With forward prices for natural gas materially higher in 2013, Bernstein Research expects much of the coal-to-gas switching seen in 2012 to reverse, reducing utility gas burn next year by as much as 3.7 Bcf/day.
This price-related decline in utility gas demand will be largely offset, however, by new gas-fired capacity additions and the scheduled retirement of coal-fired power plants, whose output will likely be replaced by that of the existing gas-fired fleet, the firm said.
“Net of these offsets, we forecast 2013 utility gas burn at ~23.4 Bcf/day, still materially higher than 2011’s 20.8 Bcf/day but down 1.8 Bcf/day from our 2012 estimate of ~25.2 Bcf/day,” the firm said in a Sept. 28 analysis.

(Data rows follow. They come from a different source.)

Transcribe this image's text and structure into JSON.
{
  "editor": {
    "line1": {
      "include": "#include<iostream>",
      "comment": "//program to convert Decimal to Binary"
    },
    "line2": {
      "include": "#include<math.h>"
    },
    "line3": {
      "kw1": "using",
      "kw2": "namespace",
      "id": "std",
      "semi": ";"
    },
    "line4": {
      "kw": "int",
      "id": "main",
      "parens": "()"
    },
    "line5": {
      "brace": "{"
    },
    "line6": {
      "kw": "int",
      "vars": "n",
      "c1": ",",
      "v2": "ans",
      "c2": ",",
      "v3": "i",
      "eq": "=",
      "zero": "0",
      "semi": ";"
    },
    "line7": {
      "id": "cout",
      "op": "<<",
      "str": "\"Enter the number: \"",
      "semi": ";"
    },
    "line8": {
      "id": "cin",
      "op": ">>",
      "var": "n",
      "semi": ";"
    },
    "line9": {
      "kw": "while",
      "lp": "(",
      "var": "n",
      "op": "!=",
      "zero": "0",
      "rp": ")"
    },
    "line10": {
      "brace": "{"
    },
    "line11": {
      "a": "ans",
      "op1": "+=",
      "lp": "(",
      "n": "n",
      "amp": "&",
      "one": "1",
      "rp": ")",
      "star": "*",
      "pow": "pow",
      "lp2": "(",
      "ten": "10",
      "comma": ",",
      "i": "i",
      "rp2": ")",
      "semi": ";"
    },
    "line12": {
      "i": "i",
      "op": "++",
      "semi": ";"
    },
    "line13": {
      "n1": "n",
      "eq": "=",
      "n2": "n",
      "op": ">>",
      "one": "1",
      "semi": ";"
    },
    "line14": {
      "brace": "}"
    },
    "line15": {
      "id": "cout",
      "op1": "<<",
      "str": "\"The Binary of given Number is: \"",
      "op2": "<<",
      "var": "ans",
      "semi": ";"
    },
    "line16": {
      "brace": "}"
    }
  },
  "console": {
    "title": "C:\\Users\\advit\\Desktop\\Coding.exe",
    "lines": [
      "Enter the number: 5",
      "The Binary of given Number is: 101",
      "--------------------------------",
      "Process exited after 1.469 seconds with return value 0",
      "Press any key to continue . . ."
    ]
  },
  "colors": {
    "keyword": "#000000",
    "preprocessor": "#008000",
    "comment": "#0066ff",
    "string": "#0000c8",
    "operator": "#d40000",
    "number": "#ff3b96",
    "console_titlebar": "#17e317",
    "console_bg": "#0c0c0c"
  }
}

The commentary was done by Bernstein analysts Hugh Wynne and Francois Broquin.
The Bernstein analysts noted that there has been significant new natural gas-fueled power generation brought online in the past year.
Additions of new gas-fired capacity have totaled 3.1 GW over 2012 year to date. An additional 2.3 GW of new gas-fired capacity is scheduled to come on-line in 2012 and a further 7.7 GW in 2013, bringing the total gas-fired capacity additions in 2012 and 2013 to 13.1 GW, Bernstein said.
In the first half of 2012, utility gas demand increased by a third, rising on average almost 6 Bcf/day, the research firm said. But natural gas prices are expected to rise markedly in 2013, eroding the cost advantage that gas power now has in the power market, the firm said.
The much slower growth in utility demand for gas in July and August appears to be directly related to the rise in the price of natural gas that began in April, the firm said.
By July, higher gas prices had sharply eroded the cost advantage of CCGTs (combined cycle gas turbine plants) vis-à-vis coal-fired plants burning Appalachian coal, and completely eliminated the competitive advantage of CCGTs vis-à-vis coal fired plants burning low-cost Powder River Basin coal, the firm said.
Although critically important, utilities’ decisions as to the dispatch of their coal- and gas-fired units will not be the only determinant of utility gas demand in 2013, the firm said. “While higher gas prices will tend to reduce gas fired generation in 2013, we also expect a boost to utility gas consumption from the addition of new gas fired generating capacity and scheduled retirements of existing coal plants.”
The Bernstein firm looked at both U.S. Energy Information Administration (EIA) and private data sources in drafting its exclusive report.